How to Quit Smoking
How to Quit Smoking
Whether you are a chain smoker or a teen smoker, quitting can be tough. However, there are different options to break the addiction. For somebody who has been smoking all through their life, it can be the toughest things to do on earth, but with a resolve to overcome addiction, you can take steps to manage your tobacco cravings and kick the habit that has been making your life worse.
Smoking is both a physical and psychological addiction. When you smoke, the nicotine from tobacco gives your body a temporary yet addictive high and a feel good effect on brain. If you suddenly try to eliminate nicotine, your body experiences withdrawal symptoms. You are at a high risk of experiencing cravings due to nicotine’s so-called feel good effect on the body and brain. Since nicotine gives you high, your brain might become used to tobacco for coping with depression, stress, and anxiety. To quit smoking without a chance to relapse, it is important to address the addictive habits.
Introspect to identify the prime cause that contributed to your smoking habit. Are there specific times when you feel the need to smoke? Do you crave for smoking when you are depressed or feeling bored? Do you smoke to overcome stress or some unpleasant feelings? Do you often visit certain places that are a hub of smokers or are associated with smoking?
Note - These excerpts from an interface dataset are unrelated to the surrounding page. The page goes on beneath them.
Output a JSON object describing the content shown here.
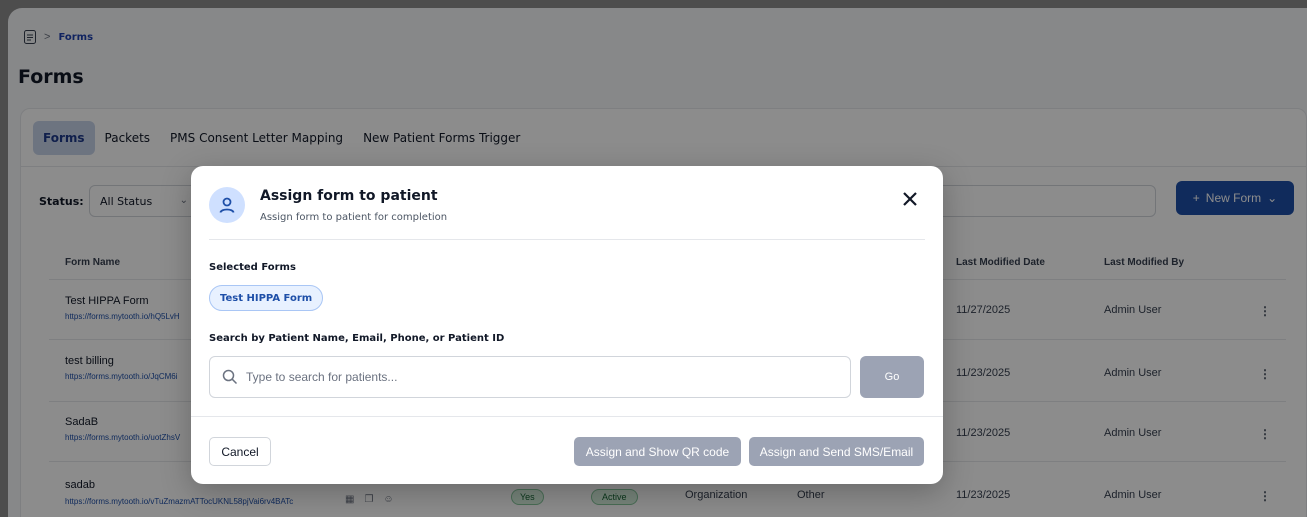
{
  "breadcrumb": {
    "current": "Forms"
  },
  "page_title": "Forms",
  "tabs": [
    {
      "label": "Forms",
      "active": true
    },
    {
      "label": "Packets",
      "active": false
    },
    {
      "label": "PMS Consent Letter Mapping",
      "active": false
    },
    {
      "label": "New Patient Forms Trigger",
      "active": false
    }
  ],
  "filters": {
    "status_label": "Status:",
    "status_value": "All Status"
  },
  "toolbar": {
    "new_form_label": "New Form"
  },
  "table": {
    "headers": {
      "form_name": "Form Name",
      "last_modified_date": "Last Modified Date",
      "last_modified_by": "Last Modified By"
    },
    "rows": [
      {
        "name": "Test HIPPA Form",
        "url": "https://forms.mytooth.io/hQ5LvH",
        "date": "11/27/2025",
        "by": "Admin User"
      },
      {
        "name": "test billing",
        "url": "https://forms.mytooth.io/JqCM6i",
        "date": "11/23/2025",
        "by": "Admin User"
      },
      {
        "name": "SadaB",
        "url": "https://forms.mytooth.io/uotZhsV",
        "date": "11/23/2025",
        "by": "Admin User"
      },
      {
        "name": "sadab",
        "url": "https://forms.mytooth.io/vTuZmazmATTocUKNL58pjVai6rv4BATc",
        "date": "11/23/2025",
        "by": "Admin User",
        "required": "Yes",
        "status": "Active",
        "type": "Organization",
        "category": "Other"
      }
    ]
  },
  "modal": {
    "title": "Assign form to patient",
    "subtitle": "Assign form to patient for completion",
    "selected_label": "Selected Forms",
    "selected_chip": "Test HIPPA Form",
    "search_label": "Search by Patient Name, Email, Phone, or Patient ID",
    "search_placeholder": "Type to search for patients...",
    "go_label": "Go",
    "cancel_label": "Cancel",
    "qr_label": "Assign and Show QR code",
    "sms_label": "Assign and Send SMS/Email",
    "accent": "#1e4fa8"
  }
}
Is your smoking habit linked to any of your other habits?
Tips to Quit Smoking
- Once you have identified your smoking triggers, devise a plan to avoid them entirely. Distract yourself from the activities or places that you have been associating with tobacco smoking.
- Look for substitutes, such as a candy or chewing gum, raw celery, and carrots, among others. Keep these things to pop in your mouth when you start craving for tobacco.
- Keep your mind busy so as to avoid cravings.
- Remind yourself of the reason to quit smoking. Reward yourself whenever you take steps to overcome cravings. This will help you keep yourself motivated.
- Try to relax to calm your nerves. Take a warm bath, go for a walk, practice deep breathing exercises or meditation to feel relaxed. Learn new ways to soothe yourself or feel relaxed.
- Use cognitive behavioral therapies, acupuncture, hypnosis, or counseling to overcome the habit of smoking.
- Smoking cessation medications can help ease withdrawal symptoms. It is important to stick to a comprehensive quit smoking program that includes medication and alternative therapy monitored by a physician.
- Nicotine replacement therapy involves using nicotine substitutes, including nicotine patch or gum, to relieve withdrawal symptoms. The therapy delivers small doses of nicotine into the body to help break psychological addiction so that smokers can concentrate on learning new coping behaviors and skills.